Struggle continues for survivors seeking closure
Johannesburg - Among those requesting help in locating missing persons was Minister of Health Zweli Mkhize in his capacity as a former Umkhonto we Sizwe commander in KwaZulu-Natal, who wanted to help the families of missing MK operatives Mandla Mjwara and Mfaniseni Mdlalose to establish their fate and recover their remains.
Mjwara, known as Sandile Zinhle Mahlangu, and Mdlalose, known as Aaron Hlatshwayo, joined MK in 1983 and 1984, respectively, receiving military training in Angola. During 1987, both were operating in a cell inside the country under the command of Mkhize when they disappeared.
The recent probe into their disappearance was led by investigator Deborah Quin in the Durban office of the National Prosecuting Authority.
The investigation drew up various sources of information including fragments of information obtained by the Truth and Reconciliation Commission (TRC) from security police records.
Code names used by the two MK members were linked to some of these incidents, mortuary registers for shooting incidents involving the police during the period of their disappearance, cemetery registers for records of pauper burials, and old police dockets from 1987 were traced in the areas from which they disappeared.
The unit’s search began at two pauper graves at the Red Hill cemetery in Durban. Unfortunately, graves had been recycled over the past decade, as is common practice, which meant that a third person had recently been buried in each grave, with the original remains below disturbed, damaged and partly mixed together.
In January 2017, the entire team conducted excavations of the two pauper graves, removing the newly buried individuals and exhuming the original remains below. Once the remains of the original four paupers buried in 1987 were recovered from the two graves, they were forensically examined to establish age, sex and any visible trauma.
One was found to be a female victim of a car accident and was excluded. DNA samples were taken from the remaining three young adult males.
In 2018, two of the remains were matched to DNA samples from the families of Mjwara and Mdlalose. Their identities were confirmed, and the remains handed over to the families in August 2018.
Marjorie Jobson, national director of Khulumani Support Group, which has 85000 members, says the TRC did not address the issue of survivors.
“Many families who have lost loved ones want to know what happened to them during their last moments. Did he die a brave man? What was the last thing he said? In one instance an operative - Harold Sefolo - had as his last wish, the opportunity to sing Nkosi Sikelel’ iAfrika before he was electrocuted.”

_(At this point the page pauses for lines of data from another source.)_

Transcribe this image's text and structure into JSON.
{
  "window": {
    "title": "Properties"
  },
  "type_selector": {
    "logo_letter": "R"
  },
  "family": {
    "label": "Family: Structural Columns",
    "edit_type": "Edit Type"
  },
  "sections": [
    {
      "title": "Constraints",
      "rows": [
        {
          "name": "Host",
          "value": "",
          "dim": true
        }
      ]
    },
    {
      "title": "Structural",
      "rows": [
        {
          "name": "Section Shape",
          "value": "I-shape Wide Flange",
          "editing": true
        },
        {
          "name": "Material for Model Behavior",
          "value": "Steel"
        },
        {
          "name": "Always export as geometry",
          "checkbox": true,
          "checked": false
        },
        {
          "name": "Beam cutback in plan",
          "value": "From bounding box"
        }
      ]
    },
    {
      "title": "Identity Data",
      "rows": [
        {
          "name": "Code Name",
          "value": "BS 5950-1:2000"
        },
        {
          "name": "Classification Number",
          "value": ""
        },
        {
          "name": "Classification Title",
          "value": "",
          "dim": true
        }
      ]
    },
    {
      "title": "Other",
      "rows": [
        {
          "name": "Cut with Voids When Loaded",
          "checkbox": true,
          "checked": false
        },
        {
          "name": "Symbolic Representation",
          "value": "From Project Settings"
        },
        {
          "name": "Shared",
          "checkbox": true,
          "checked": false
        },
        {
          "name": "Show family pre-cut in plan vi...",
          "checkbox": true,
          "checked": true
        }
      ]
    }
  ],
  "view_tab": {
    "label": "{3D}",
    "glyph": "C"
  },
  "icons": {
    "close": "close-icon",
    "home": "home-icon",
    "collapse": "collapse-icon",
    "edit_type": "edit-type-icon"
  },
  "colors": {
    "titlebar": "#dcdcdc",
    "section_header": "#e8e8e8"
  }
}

“Survivors of those dead want to know who did it and why, but despite the reuniting of remains with families, there is still no justice for those who lost their lives nor their survivors,” adds Jobson.
She says before Covid-19 engulfed the world, Khulumani embarked on plans for a global movement for survivors of people missing with the establishment of the International Network of Victims and Survivors (Inovas) founded in January this year.
Jobson believes reopening of the TRC lists which closed for victims on December 14, 1997, with inadequate notice to the public - only three small articles in English-medium newspapers and no public service announcements - would mean that justice would be equitable for all victims of apartheid.
“Currently, there is a continuing grave injustice to victims based on the flaws and limitations of the TRC process,” she adds.
The struggle for the rights of survivors, however, is not unique to apartheid South Africa and spreads throughout the world as far as Latin America, North Africa, Asia and the Middle East, says Nepalese social justice crusader Ram Bhandari, currently reading for a doctorate exploring the experience of survivors of missing people in Portugal under the supervision of UCT academic Jeremy Sarkin, chairperson- rapporteur of the UN Working Group on Eswatini, Namibia and Zimbabwe.
Bhandari is the driving force behind Inovas. On December 31, 2001, his beloved father Tej Bahadur Bhandari, 56, disappeared after being arrested by security forces from the streets of Besisahar and taken to the district headquarter of Lamjung.
“He was handcuffed, blindfolded and heavily tortured. My father was a dreamer, educator and cultural activist, well-known in local communities. He was a school teacher for more than three decades and worked to transform local communities through schools, arts and culture,” he says.
Bhandari, whose dissertation takes him to Argentina, South Africa and Nepal, says whatever the reason, those people disappeared and to this day no information has been revealed regarding their whereabouts or what happened to them.
“The actual number of victims is several times higher than the published figure when one considers parents, spouses, friends and young children that will never know a parent. Often it was men that were taken, robbing a family of its breadwinner and source of income,” he says.
Bhandari became involved in the search for his father the day after he disappeared.
“I recall the clothing that he wore that day. It was a light grey shirt, half sweater, and black pants. He carried a golden colour watch. Each detail gives me a small visual memory of a father whose fate still remains unknown.”
On his personal journey to find his father, Bhandari says thus far it’s been futile, yet the emotional attachment is what continues to drive him and survivors in general to keep looking.
“Gradually, I became engaged in the victim rights movement and have spent the last two decades working for the families of the disappeared. We have to tell our stories, reorganise, and prepare for a long battle to keep the voices of the families alive.”